* How was that photo lit?

Rather than tell you how a photo was lit I’m going to give you some tips that I give photographers on my workshops so you can work it out for yourself, I’m a believer in the old philosophy
Give a man a fish …. feed him for a day
Teach a man how to fish … feed him for a lifetime

  1. Look for highlights in the eyes …
    a. that will show you the direction and how high or low the light was in comparison to the model’s face.
    b. the number of highlights will tell you how many lights/reflectors were used from the front
    c. the shape of the highlight will usually tell you what type of light was used eg. square/rectangular – softbox, round – umbrella, octabox, bare reflector bowl or beauty dish
  2. Which is the brighter side of the model … the light (or at least the brightest light) was coming from that direction
  3. Where are the shadows …. eg. shadows on the left of the nose then light is coming from the right. eg. shadows under the nose, chin, boobs etc, then the light was coming from above. Shadows on the background or floor also tell you the direction the light was coming from, and if there is more than one shadow then two or more lights were being used.
  4. Is there a band of brightness on the outside edges of the hair and body … then rim lighting is being used with a light behind the model. If the brightness is on one side of the hair or body, then the light is positioned more to come from the side. If the band of brightness is just on the hair then a snoot was probably used to direct the light.
  5. Is there a doughnut shape highlight in the eyes and a shadow on the background all the way round the body of the model. Then a camera-mounted ringflash was being used.
  6. Does the lighting look flat and shadowless .. most likely a softbox was used

Just a few tips I can think of at the moment, there will be more I’m sure.

* Hybrid …… what’s that?


We’re entering a new era in photography and video. For high quality results there have been SLRs but now there are Mirrorless cameras that produce great quality and in a much smaller and portable package. And whilst it’s nothing new, there appears to be a surge of enthusiasm for taking natural ambient light photos for professional work as well as the studio flash setups. So you can perhaps see that the potential to get the ultimate quality, often requires a mix or blend of using the best-suited tools and resources for the job in hand.

Here at our studio in Grantham in the UK, we mix the best tools for producing great photo and video results using the latest Nikon DSLRs, Fuji mirrorless camera and the professional’s choice of video camera in a compact form, the Panasonic Lumic GH3.

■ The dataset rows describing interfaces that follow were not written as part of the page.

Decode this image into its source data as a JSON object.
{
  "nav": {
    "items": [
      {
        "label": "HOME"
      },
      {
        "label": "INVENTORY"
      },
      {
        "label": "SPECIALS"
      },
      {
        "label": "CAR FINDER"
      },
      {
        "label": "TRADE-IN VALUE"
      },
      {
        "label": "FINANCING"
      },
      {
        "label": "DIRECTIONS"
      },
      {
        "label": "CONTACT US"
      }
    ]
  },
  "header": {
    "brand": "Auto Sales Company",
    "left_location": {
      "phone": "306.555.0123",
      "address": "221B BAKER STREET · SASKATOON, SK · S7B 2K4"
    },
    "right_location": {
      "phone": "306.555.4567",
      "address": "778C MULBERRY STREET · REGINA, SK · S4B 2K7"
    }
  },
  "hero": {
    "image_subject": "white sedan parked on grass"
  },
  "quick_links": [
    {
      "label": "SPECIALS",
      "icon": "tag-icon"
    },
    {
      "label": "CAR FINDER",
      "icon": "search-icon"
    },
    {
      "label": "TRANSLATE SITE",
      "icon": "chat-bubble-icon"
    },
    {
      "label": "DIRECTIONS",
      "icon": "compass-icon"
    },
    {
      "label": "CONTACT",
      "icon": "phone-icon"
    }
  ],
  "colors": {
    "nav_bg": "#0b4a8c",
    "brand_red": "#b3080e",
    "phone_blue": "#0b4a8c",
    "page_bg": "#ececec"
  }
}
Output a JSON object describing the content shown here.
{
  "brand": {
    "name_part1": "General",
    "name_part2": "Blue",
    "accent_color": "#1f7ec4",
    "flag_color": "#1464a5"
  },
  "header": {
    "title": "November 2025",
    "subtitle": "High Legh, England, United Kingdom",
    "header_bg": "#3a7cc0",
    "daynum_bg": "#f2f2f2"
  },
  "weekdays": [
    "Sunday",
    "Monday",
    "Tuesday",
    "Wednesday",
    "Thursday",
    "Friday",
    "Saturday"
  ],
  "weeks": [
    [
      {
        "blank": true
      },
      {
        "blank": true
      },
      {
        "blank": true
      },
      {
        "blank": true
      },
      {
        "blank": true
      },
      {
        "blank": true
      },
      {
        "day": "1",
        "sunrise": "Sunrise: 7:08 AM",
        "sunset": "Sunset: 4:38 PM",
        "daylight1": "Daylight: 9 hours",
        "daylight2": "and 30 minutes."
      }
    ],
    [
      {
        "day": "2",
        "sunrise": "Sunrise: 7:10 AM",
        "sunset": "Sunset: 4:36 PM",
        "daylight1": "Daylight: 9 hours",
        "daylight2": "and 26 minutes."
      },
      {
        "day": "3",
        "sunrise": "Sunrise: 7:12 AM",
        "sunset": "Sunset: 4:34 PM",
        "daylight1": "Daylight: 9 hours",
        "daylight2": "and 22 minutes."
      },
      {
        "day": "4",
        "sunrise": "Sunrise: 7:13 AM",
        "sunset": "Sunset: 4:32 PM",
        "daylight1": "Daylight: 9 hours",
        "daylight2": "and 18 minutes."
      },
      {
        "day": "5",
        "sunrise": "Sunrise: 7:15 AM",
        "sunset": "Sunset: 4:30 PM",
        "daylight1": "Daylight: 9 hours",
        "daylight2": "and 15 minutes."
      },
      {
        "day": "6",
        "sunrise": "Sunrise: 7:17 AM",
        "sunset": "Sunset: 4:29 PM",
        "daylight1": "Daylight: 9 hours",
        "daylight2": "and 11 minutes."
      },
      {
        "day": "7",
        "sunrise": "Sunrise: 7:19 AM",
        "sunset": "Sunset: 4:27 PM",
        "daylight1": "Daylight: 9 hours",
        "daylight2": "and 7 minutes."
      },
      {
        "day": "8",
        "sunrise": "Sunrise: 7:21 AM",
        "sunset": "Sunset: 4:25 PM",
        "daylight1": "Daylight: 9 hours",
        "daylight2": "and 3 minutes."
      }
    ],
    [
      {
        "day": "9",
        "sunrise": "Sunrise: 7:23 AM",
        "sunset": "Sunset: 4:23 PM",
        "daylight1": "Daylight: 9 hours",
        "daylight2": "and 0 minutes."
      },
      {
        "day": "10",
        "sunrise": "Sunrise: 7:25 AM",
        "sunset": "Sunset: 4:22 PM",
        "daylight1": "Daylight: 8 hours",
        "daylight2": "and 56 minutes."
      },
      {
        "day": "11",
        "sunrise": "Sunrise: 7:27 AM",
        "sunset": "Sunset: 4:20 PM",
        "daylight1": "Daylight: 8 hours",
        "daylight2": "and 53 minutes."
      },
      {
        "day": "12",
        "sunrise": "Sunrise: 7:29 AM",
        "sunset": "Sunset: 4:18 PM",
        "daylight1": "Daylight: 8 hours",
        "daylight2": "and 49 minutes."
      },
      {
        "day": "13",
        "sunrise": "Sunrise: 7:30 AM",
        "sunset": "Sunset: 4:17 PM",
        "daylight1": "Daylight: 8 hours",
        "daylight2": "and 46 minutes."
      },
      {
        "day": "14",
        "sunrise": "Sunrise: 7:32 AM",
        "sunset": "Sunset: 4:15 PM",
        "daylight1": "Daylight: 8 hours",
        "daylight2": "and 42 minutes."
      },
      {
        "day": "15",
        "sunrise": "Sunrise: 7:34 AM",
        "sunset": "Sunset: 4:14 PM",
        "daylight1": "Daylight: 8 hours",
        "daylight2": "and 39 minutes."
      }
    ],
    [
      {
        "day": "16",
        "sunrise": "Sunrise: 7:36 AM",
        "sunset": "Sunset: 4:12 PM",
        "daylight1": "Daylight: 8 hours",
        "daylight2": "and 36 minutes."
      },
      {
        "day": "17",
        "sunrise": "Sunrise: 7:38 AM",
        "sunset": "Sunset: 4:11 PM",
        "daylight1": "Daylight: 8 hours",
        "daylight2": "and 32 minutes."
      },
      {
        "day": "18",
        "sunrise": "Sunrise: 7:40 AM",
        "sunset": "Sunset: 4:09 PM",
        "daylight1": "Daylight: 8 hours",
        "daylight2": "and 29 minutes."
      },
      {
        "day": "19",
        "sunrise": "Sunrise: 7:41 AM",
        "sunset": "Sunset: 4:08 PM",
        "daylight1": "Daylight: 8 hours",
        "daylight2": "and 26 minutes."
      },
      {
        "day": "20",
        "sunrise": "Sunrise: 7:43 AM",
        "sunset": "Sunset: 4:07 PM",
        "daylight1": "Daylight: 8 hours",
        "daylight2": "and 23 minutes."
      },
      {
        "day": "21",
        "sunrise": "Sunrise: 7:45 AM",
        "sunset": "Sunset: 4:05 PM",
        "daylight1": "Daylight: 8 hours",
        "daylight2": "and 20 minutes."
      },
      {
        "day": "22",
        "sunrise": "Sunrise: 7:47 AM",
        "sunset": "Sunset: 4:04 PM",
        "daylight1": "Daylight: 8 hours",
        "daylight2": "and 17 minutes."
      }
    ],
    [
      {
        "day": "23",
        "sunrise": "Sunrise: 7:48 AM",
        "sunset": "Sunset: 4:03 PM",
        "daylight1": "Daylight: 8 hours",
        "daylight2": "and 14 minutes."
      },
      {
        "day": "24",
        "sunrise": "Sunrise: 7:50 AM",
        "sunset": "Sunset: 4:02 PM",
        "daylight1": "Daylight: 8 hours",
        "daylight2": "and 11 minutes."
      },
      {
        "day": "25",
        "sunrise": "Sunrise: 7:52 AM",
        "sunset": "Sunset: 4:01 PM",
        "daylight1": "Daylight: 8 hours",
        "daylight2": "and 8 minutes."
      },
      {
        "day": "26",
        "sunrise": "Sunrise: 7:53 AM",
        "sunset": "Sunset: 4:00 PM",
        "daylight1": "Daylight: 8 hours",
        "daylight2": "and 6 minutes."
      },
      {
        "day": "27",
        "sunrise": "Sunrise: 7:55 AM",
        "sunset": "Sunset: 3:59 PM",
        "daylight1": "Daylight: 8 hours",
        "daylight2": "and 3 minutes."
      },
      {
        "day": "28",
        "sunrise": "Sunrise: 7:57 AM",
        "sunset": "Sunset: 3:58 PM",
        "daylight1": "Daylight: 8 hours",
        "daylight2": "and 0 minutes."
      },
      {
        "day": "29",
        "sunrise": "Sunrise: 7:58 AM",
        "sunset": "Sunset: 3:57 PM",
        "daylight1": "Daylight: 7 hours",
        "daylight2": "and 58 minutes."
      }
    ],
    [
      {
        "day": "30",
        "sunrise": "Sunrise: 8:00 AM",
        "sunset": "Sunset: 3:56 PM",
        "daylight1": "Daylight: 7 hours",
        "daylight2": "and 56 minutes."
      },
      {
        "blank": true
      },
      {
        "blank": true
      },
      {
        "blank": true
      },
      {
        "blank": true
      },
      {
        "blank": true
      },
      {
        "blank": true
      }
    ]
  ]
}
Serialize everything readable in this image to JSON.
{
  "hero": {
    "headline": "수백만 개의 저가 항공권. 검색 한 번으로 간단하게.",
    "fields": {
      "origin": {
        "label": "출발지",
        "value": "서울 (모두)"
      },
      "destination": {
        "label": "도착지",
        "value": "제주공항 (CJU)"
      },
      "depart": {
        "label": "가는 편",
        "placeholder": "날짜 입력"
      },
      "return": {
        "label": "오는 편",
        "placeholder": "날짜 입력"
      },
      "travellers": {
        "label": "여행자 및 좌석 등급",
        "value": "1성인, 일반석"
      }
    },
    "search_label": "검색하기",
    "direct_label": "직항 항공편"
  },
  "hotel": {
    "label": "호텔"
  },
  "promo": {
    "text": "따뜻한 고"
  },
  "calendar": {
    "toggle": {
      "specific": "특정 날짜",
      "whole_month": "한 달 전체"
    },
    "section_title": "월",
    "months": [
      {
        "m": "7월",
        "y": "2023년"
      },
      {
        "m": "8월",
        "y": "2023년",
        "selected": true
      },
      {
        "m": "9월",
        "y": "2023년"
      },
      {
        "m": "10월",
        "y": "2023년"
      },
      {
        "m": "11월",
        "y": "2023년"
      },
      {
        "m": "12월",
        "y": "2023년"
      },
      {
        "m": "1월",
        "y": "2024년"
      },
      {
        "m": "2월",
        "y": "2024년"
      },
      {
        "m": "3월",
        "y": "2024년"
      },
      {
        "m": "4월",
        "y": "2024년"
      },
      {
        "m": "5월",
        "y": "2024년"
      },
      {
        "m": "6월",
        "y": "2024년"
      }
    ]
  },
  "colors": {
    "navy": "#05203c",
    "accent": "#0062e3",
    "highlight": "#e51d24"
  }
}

AND not only that, our studio mixes the conventional studio flash and background setup with some rooms that have fantastic natural light.

So we’ve got it all.

A world that continually changes though needs continual updates on how to get the best from everything. We pride ourselves on doing just that for ourselves and for our friends and peers by providing workshops to suit different styles of photography and digital workflow.

So please, do get in touch.